WHAT THE EXERCISE ASKS. Leave out the pictures and print the rest of the entries exactly as they stand.

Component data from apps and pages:
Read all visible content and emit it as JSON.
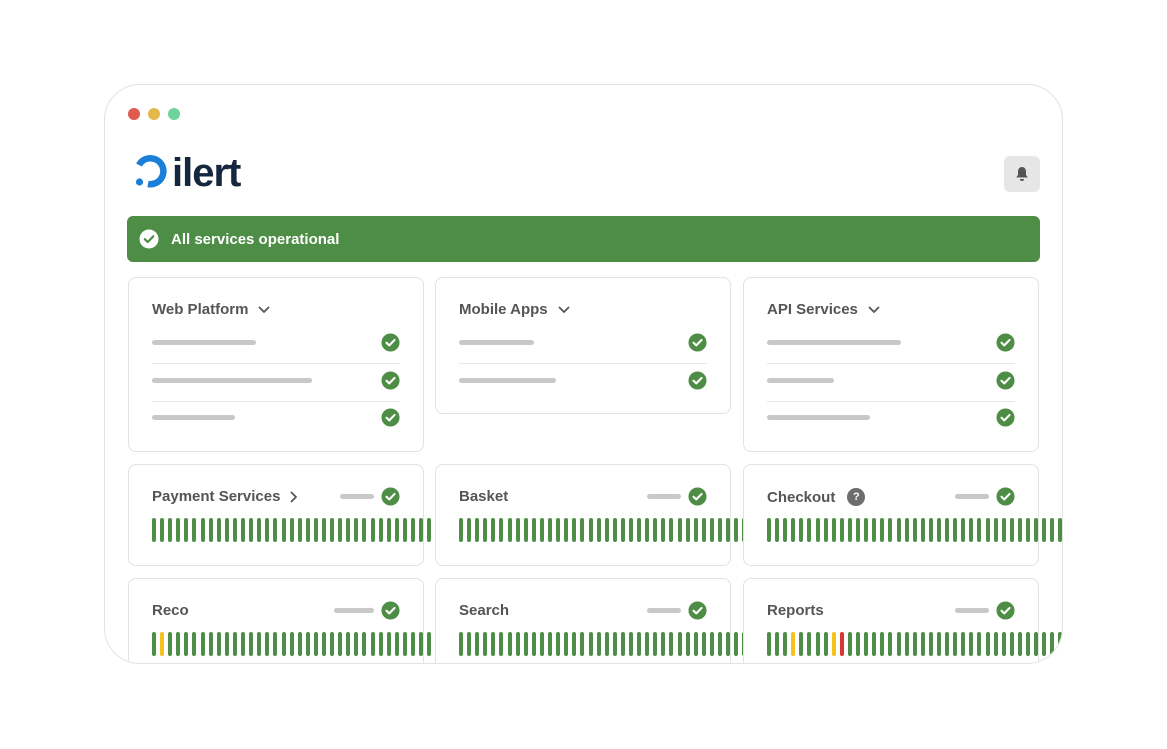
{
  "window": {
    "dots": [
      "#e05a4f",
      "#e6b84a",
      "#6dd39a"
    ]
  },
  "logo": {
    "text": "ilert",
    "brand_color": "#1a7fd9",
    "text_color": "#15263e"
  },
  "header": {
    "notification_icon": "bell-icon"
  },
  "banner": {
    "text": "All services operational",
    "color": "#4e8d45",
    "icon": "check-circle-icon"
  },
  "colors": {
    "ok": "#4e8d45",
    "warn": "#f3c21b",
    "error": "#d43a2e",
    "placeholder": "#c8c8c8"
  },
  "groups": [
    {
      "title": "Web Platform",
      "rows": 3
    },
    {
      "title": "Mobile Apps",
      "rows": 2
    },
    {
      "title": "API Services",
      "rows": 3
    }
  ],
  "services": [
    {
      "title": "Payment Services",
      "status": "ok",
      "bars": "ggggggggggggggggggggggggggggggggggggg"
    },
    {
      "title": "Basket",
      "status": "ok",
      "bars": "ggggggggggggggggggggggggggggggggggggg"
    },
    {
      "title": "Checkout",
      "status": "ok",
      "help": "?",
      "bars": "ggggggggggggggggggggggggggggggggggggg"
    },
    {
      "title": "Reco",
      "status": "ok",
      "bars": "gyggggggggggggggggggggggggggggggggggg"
    },
    {
      "title": "Search",
      "status": "ok",
      "bars": "ggggggggggggggggggggggggggggggggggggg"
    },
    {
      "title": "Reports",
      "status": "ok",
      "bars": "gggyggggyrggggggggggggggggggggggggggg"
    }
  ]
}
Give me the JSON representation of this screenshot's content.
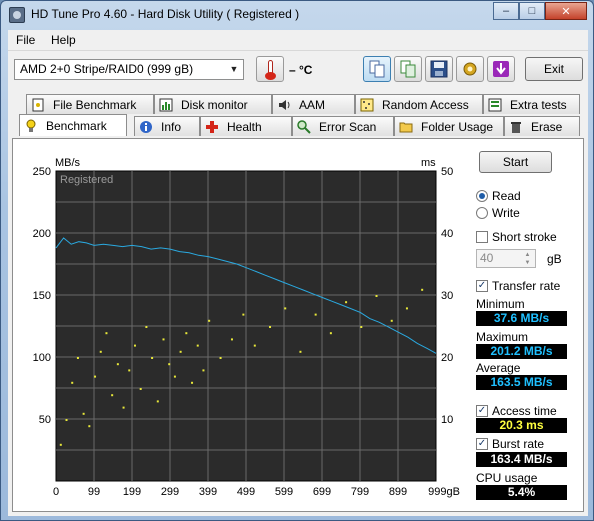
{
  "window": {
    "title": "HD Tune Pro 4.60 - Hard Disk Utility (  Registered )",
    "caption_minimize": "‒",
    "caption_maximize": "□",
    "caption_close": "✕"
  },
  "menu": {
    "file": "File",
    "help": "Help"
  },
  "toolbar": {
    "drive": "AMD     2+0 Stripe/RAID0 (999 gB)",
    "temperature": "– °C",
    "exit_label": "Exit",
    "icons": [
      "copy-icon",
      "copy-text-icon",
      "save-icon",
      "options-icon",
      "download-icon"
    ]
  },
  "tabs": {
    "row1": [
      "File Benchmark",
      "Disk monitor",
      "AAM",
      "Random Access",
      "Extra tests"
    ],
    "row2": [
      "Benchmark",
      "Info",
      "Health",
      "Error Scan",
      "Folder Usage",
      "Erase"
    ],
    "selected": "Benchmark"
  },
  "controls": {
    "start_label": "Start",
    "read_label": "Read",
    "write_label": "Write",
    "mode": "Read",
    "short_stroke_label": "Short stroke",
    "short_stroke_checked": false,
    "short_stroke_value": "40",
    "short_stroke_unit": "gB",
    "transfer_rate_label": "Transfer rate",
    "transfer_rate_checked": true,
    "access_time_label": "Access time",
    "access_time_checked": true,
    "burst_rate_label": "Burst rate",
    "burst_rate_checked": true
  },
  "results": {
    "minimum_label": "Minimum",
    "minimum": "37.6 MB/s",
    "maximum_label": "Maximum",
    "maximum": "201.2 MB/s",
    "average_label": "Average",
    "average": "163.5 MB/s",
    "access_time": "20.3 ms",
    "burst_rate": "163.4 MB/s",
    "cpu_usage_label": "CPU usage",
    "cpu_usage": "5.4%"
  },
  "chart_data": {
    "type": "line",
    "watermark": "Registered",
    "y_left_unit": "MB/s",
    "y_right_unit": "ms",
    "ylim_left": [
      0,
      250
    ],
    "ylim_right": [
      0,
      50
    ],
    "xlim": [
      0,
      999
    ],
    "y_left_ticks": [
      "250",
      "200",
      "150",
      "100",
      "50"
    ],
    "y_right_ticks": [
      "50",
      "40",
      "30",
      "20",
      "10"
    ],
    "x_ticks": [
      "0",
      "99",
      "199",
      "299",
      "399",
      "499",
      "599",
      "699",
      "799",
      "899",
      "999gB"
    ],
    "grid": true,
    "series": [
      {
        "color": "#2aa9e0",
        "x": [
          0,
          20,
          40,
          60,
          80,
          100,
          125,
          150,
          175,
          200,
          225,
          250,
          275,
          300,
          325,
          350,
          375,
          400,
          425,
          450,
          475,
          500,
          525,
          550,
          575,
          600,
          625,
          650,
          675,
          700,
          725,
          750,
          775,
          800,
          825,
          850,
          875,
          900,
          925,
          950,
          975,
          999
        ],
        "y": [
          188,
          196,
          191,
          193,
          192,
          190,
          191,
          190,
          189,
          190,
          189,
          187,
          188,
          187,
          185,
          184,
          182,
          181,
          179,
          177,
          175,
          172,
          169,
          166,
          163,
          160,
          157,
          154,
          151,
          148,
          145,
          142,
          139,
          136,
          131,
          128,
          124,
          120,
          116,
          111,
          107,
          103
        ]
      },
      {
        "color": "#e8e83a",
        "description_of_marks": "access time scatter",
        "x": [
          10,
          25,
          40,
          55,
          70,
          85,
          100,
          115,
          130,
          145,
          160,
          175,
          190,
          205,
          220,
          235,
          250,
          265,
          280,
          295,
          310,
          325,
          340,
          355,
          370,
          385,
          400,
          430,
          460,
          490,
          520,
          560,
          600,
          640,
          680,
          720,
          760,
          800,
          840,
          880,
          920,
          960
        ],
        "y": [
          6,
          10,
          16,
          20,
          11,
          9,
          17,
          21,
          24,
          14,
          19,
          12,
          18,
          22,
          15,
          25,
          20,
          13,
          23,
          19,
          17,
          21,
          24,
          16,
          22,
          18,
          26,
          20,
          23,
          27,
          22,
          25,
          28,
          21,
          27,
          24,
          29,
          25,
          30,
          26,
          28,
          31
        ]
      }
    ]
  }
}
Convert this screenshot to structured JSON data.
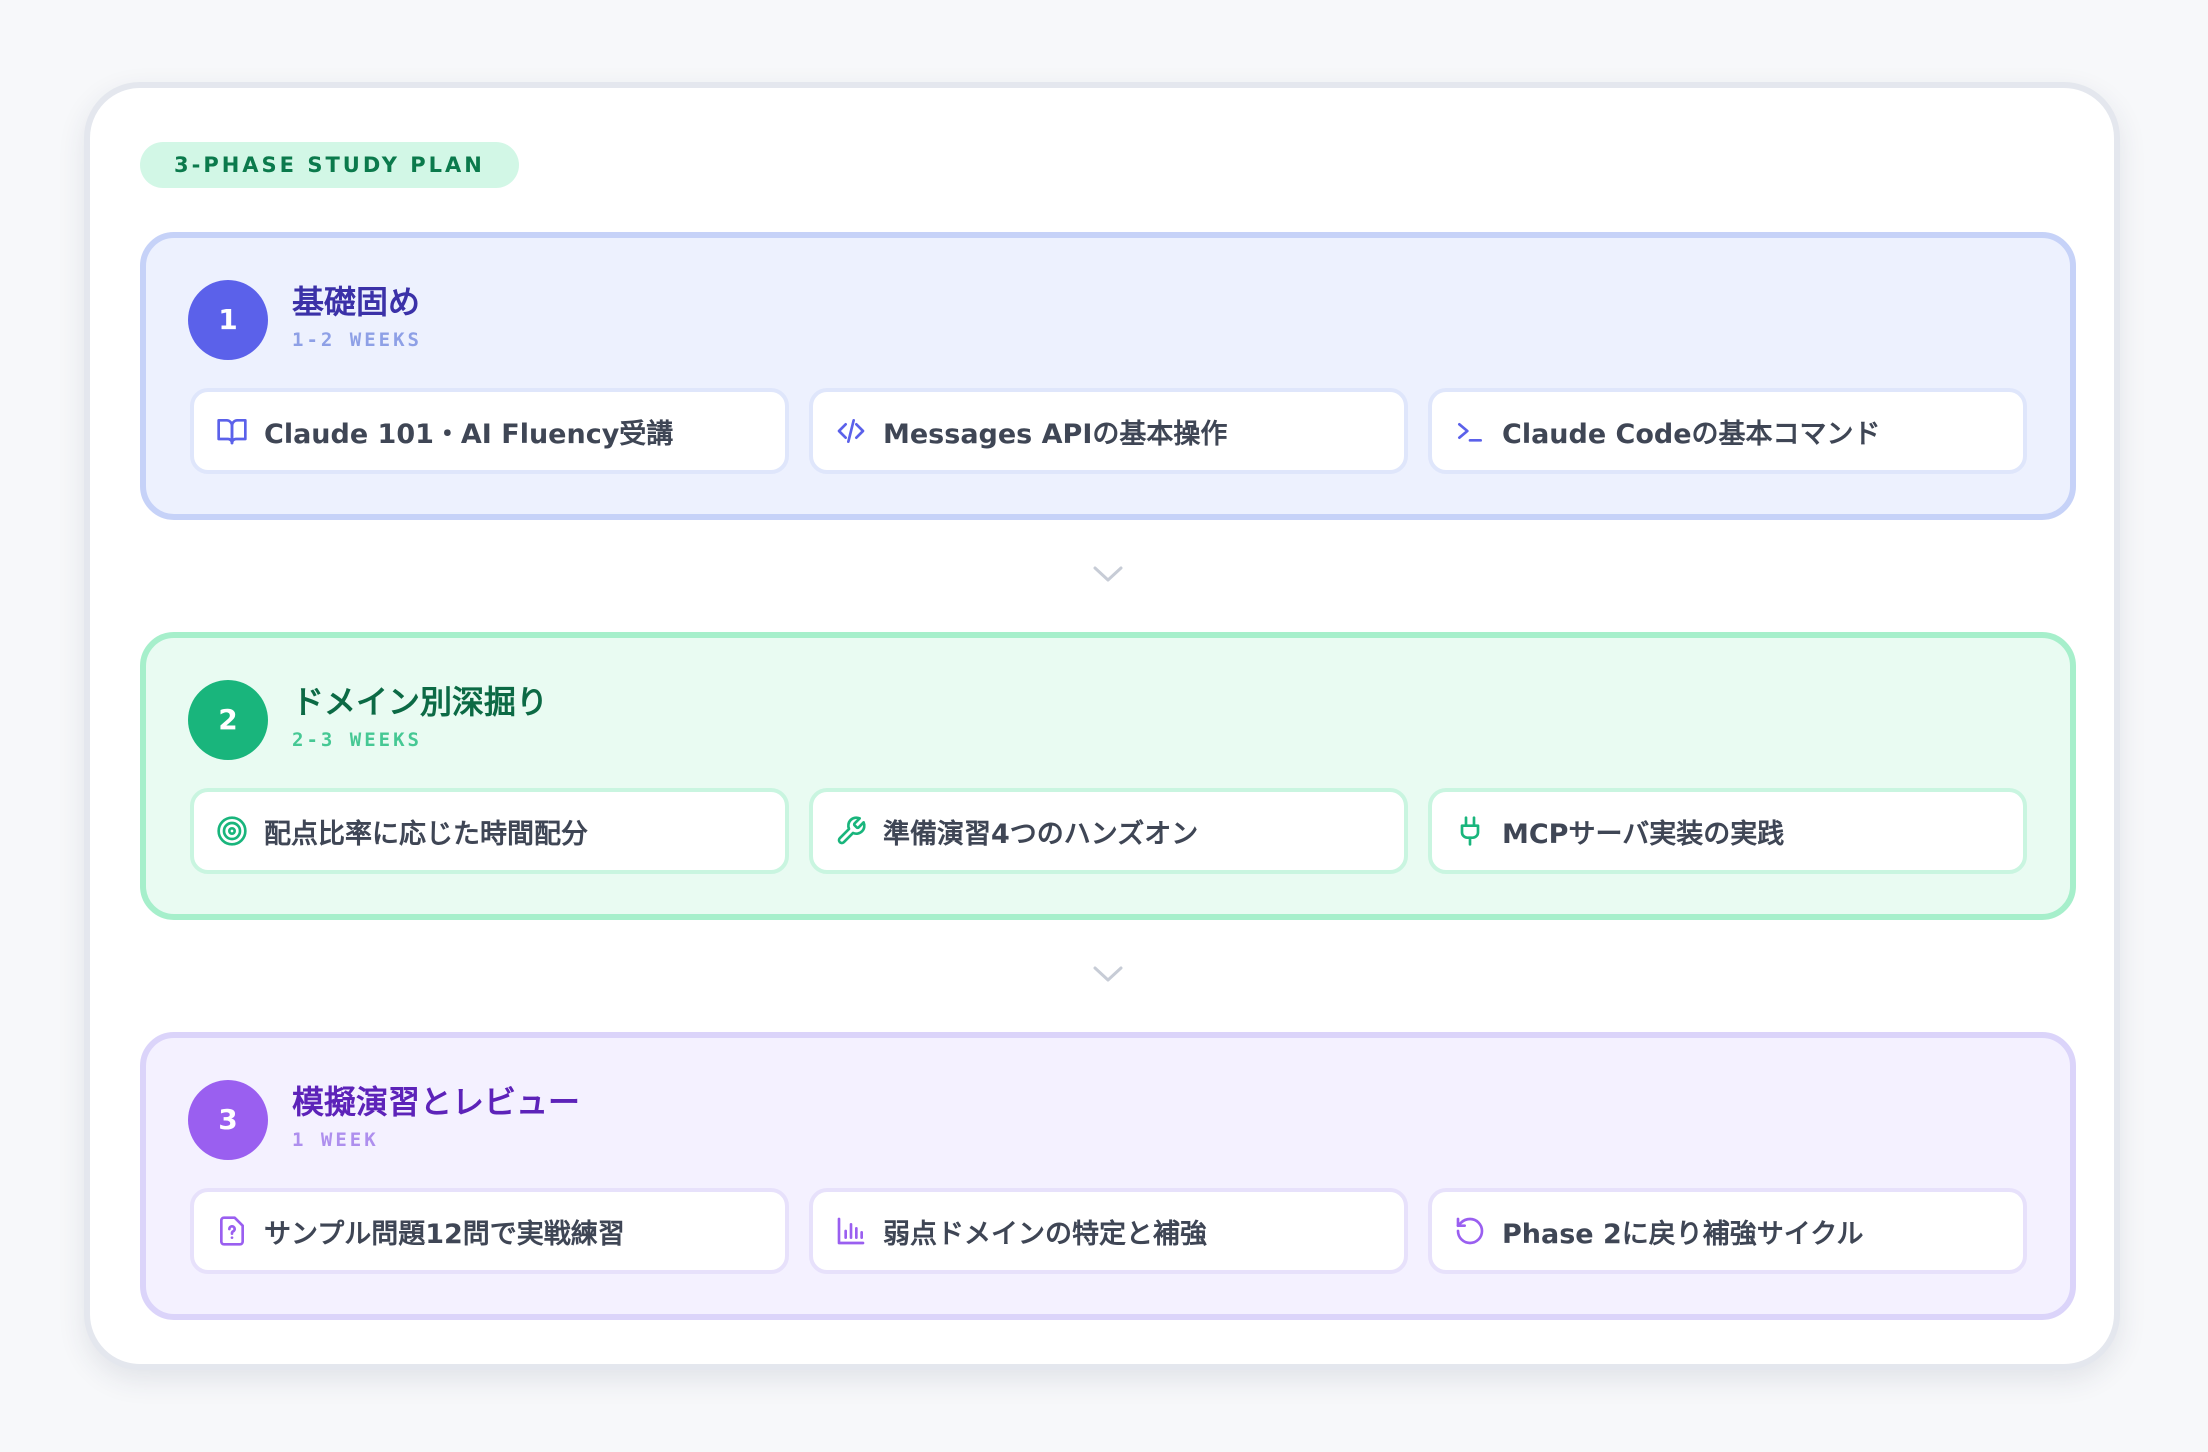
{
  "badge": "3-PHASE STUDY PLAN",
  "colors": {
    "phase1": "#5b61ea",
    "phase2": "#19b57c",
    "phase3": "#9a5ff0"
  },
  "phases": [
    {
      "number": "1",
      "title": "基礎固め",
      "duration": "1-2 WEEKS",
      "items": [
        {
          "icon": "book-icon",
          "label": "Claude 101・AI Fluency受講"
        },
        {
          "icon": "code-icon",
          "label": "Messages APIの基本操作"
        },
        {
          "icon": "terminal-icon",
          "label": "Claude Codeの基本コマンド"
        }
      ]
    },
    {
      "number": "2",
      "title": "ドメイン別深掘り",
      "duration": "2-3 WEEKS",
      "items": [
        {
          "icon": "target-icon",
          "label": "配点比率に応じた時間配分"
        },
        {
          "icon": "wrench-icon",
          "label": "準備演習4つのハンズオン"
        },
        {
          "icon": "plug-icon",
          "label": "MCPサーバ実装の実践"
        }
      ]
    },
    {
      "number": "3",
      "title": "模擬演習とレビュー",
      "duration": "1 WEEK",
      "items": [
        {
          "icon": "question-file-icon",
          "label": "サンプル問題12問で実戦練習"
        },
        {
          "icon": "bar-chart-icon",
          "label": "弱点ドメインの特定と補強"
        },
        {
          "icon": "rotate-ccw-icon",
          "label": "Phase 2に戻り補強サイクル"
        }
      ]
    }
  ]
}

ANSWER SPACE.
Read all visible content and emit it as JSON.
{
  "window": {
    "dots": [
      "#e05a4f",
      "#e6b84a",
      "#6dd39a"
    ]
  },
  "logo": {
    "text": "ilert",
    "brand_color": "#1a7fd9",
    "text_color": "#15263e"
  },
  "header": {
    "notification_icon": "bell-icon"
  },
  "banner": {
    "text": "All services operational",
    "color": "#4e8d45",
    "icon": "check-circle-icon"
  },
  "colors": {
    "ok": "#4e8d45",
    "warn": "#f3c21b",
    "error": "#d43a2e",
    "placeholder": "#c8c8c8"
  },
  "groups": [
    {
      "title": "Web Platform",
      "rows": 3
    },
    {
      "title": "Mobile Apps",
      "rows": 2
    },
    {
      "title": "API Services",
      "rows": 3
    }
  ],
  "services": [
    {
      "title": "Payment Services",
      "status": "ok",
      "bars": "ggggggggggggggggggggggggggggggggggggg"
    },
    {
      "title": "Basket",
      "status": "ok",
      "bars": "ggggggggggggggggggggggggggggggggggggg"
    },
    {
      "title": "Checkout",
      "status": "ok",
      "help": "?",
      "bars": "ggggggggggggggggggggggggggggggggggggg"
    },
    {
      "title": "Reco",
      "status": "ok",
      "bars": "gyggggggggggggggggggggggggggggggggggg"
    },
    {
      "title": "Search",
      "status": "ok",
      "bars": "ggggggggggggggggggggggggggggggggggggg"
    },
    {
      "title": "Reports",
      "status": "ok",
      "bars": "gggyggggyrggggggggggggggggggggggggggg"
    }
  ]
}
Give me the JSON representation of this screenshot's content.
{
  "window": {
    "title": "HD Tune Pro 4.60 - Hard Disk Utility (  Registered )",
    "caption_minimize": "‒",
    "caption_maximize": "□",
    "caption_close": "✕"
  },
  "menu": {
    "file": "File",
    "help": "Help"
  },
  "toolbar": {
    "drive": "AMD     2+0 Stripe/RAID0 (999 gB)",
    "temperature": "– °C",
    "exit_label": "Exit",
    "icons": [
      "copy-icon",
      "copy-text-icon",
      "save-icon",
      "options-icon",
      "download-icon"
    ]
  },
  "tabs": {
    "row1": [
      "File Benchmark",
      "Disk monitor",
      "AAM",
      "Random Access",
      "Extra tests"
    ],
    "row2": [
      "Benchmark",
      "Info",
      "Health",
      "Error Scan",
      "Folder Usage",
      "Erase"
    ],
    "selected": "Benchmark"
  },
  "controls": {
    "start_label": "Start",
    "read_label": "Read",
    "write_label": "Write",
    "mode": "Read",
    "short_stroke_label": "Short stroke",
    "short_stroke_checked": false,
    "short_stroke_value": "40",
    "short_stroke_unit": "gB",
    "transfer_rate_label": "Transfer rate",
    "transfer_rate_checked": true,
    "access_time_label": "Access time",
    "access_time_checked": true,
    "burst_rate_label": "Burst rate",
    "burst_rate_checked": true
  },
  "results": {
    "minimum_label": "Minimum",
    "minimum": "37.6 MB/s",
    "maximum_label": "Maximum",
    "maximum": "201.2 MB/s",
    "average_label": "Average",
    "average": "163.5 MB/s",
    "access_time": "20.3 ms",
    "burst_rate": "163.4 MB/s",
    "cpu_usage_label": "CPU usage",
    "cpu_usage": "5.4%"
  },
  "chart_data": {
    "type": "line",
    "watermark": "Registered",
    "y_left_unit": "MB/s",
    "y_right_unit": "ms",
    "ylim_left": [
      0,
      250
    ],
    "ylim_right": [
      0,
      50
    ],
    "xlim": [
      0,
      999
    ],
    "y_left_ticks": [
      "250",
      "200",
      "150",
      "100",
      "50"
    ],
    "y_right_ticks": [
      "50",
      "40",
      "30",
      "20",
      "10"
    ],
    "x_ticks": [
      "0",
      "99",
      "199",
      "299",
      "399",
      "499",
      "599",
      "699",
      "799",
      "899",
      "999gB"
    ],
    "grid": true,
    "series": [
      {
        "color": "#2aa9e0",
        "x": [
          0,
          20,
          40,
          60,
          80,
          100,
          125,
          150,
          175,
          200,
          225,
          250,
          275,
          300,
          325,
          350,
          375,
          400,
          425,
          450,
          475,
          500,
          525,
          550,
          575,
          600,
          625,
          650,
          675,
          700,
          725,
          750,
          775,
          800,
          825,
          850,
          875,
          900,
          925,
          950,
          975,
          999
        ],
        "y": [
          188,
          196,
          191,
          193,
          192,
          190,
          191,
          190,
          189,
          190,
          189,
          187,
          188,
          187,
          185,
          184,
          182,
          181,
          179,
          177,
          175,
          172,
          169,
          166,
          163,
          160,
          157,
          154,
          151,
          148,
          145,
          142,
          139,
          136,
          131,
          128,
          124,
          120,
          116,
          111,
          107,
          103
        ]
      },
      {
        "color": "#e8e83a",
        "description_of_marks": "access time scatter",
        "x": [
          10,
          25,
          40,
          55,
          70,
          85,
          100,
          115,
          130,
          145,
          160,
          175,
          190,
          205,
          220,
          235,
          250,
          265,
          280,
          295,
          310,
          325,
          340,
          355,
          370,
          385,
          400,
          430,
          460,
          490,
          520,
          560,
          600,
          640,
          680,
          720,
          760,
          800,
          840,
          880,
          920,
          960
        ],
        "y": [
          6,
          10,
          16,
          20,
          11,
          9,
          17,
          21,
          24,
          14,
          19,
          12,
          18,
          22,
          15,
          25,
          20,
          13,
          23,
          19,
          17,
          21,
          24,
          16,
          22,
          18,
          26,
          20,
          23,
          27,
          22,
          25,
          28,
          21,
          27,
          24,
          29,
          25,
          30,
          26,
          28,
          31
        ]
      }
    ]
  }
}
Convert this screenshot to structured JSON data.
{
  "badge": "3-PHASE STUDY PLAN",
  "colors": {
    "phase1": "#5b61ea",
    "phase2": "#19b57c",
    "phase3": "#9a5ff0"
  },
  "phases": [
    {
      "number": "1",
      "title": "基礎固め",
      "duration": "1-2 WEEKS",
      "items": [
        {
          "icon": "book-icon",
          "label": "Claude 101・AI Fluency受講"
        },
        {
          "icon": "code-icon",
          "label": "Messages APIの基本操作"
        },
        {
          "icon": "terminal-icon",
          "label": "Claude Codeの基本コマンド"
        }
      ]
    },
    {
      "number": "2",
      "title": "ドメイン別深掘り",
      "duration": "2-3 WEEKS",
      "items": [
        {
          "icon": "target-icon",
          "label": "配点比率に応じた時間配分"
        },
        {
          "icon": "wrench-icon",
          "label": "準備演習4つのハンズオン"
        },
        {
          "icon": "plug-icon",
          "label": "MCPサーバ実装の実践"
        }
      ]
    },
    {
      "number": "3",
      "title": "模擬演習とレビュー",
      "duration": "1 WEEK",
      "items": [
        {
          "icon": "question-file-icon",
          "label": "サンプル問題12問で実戦練習"
        },
        {
          "icon": "bar-chart-icon",
          "label": "弱点ドメインの特定と補強"
        },
        {
          "icon": "rotate-ccw-icon",
          "label": "Phase 2に戻り補強サイクル"
        }
      ]
    }
  ]
}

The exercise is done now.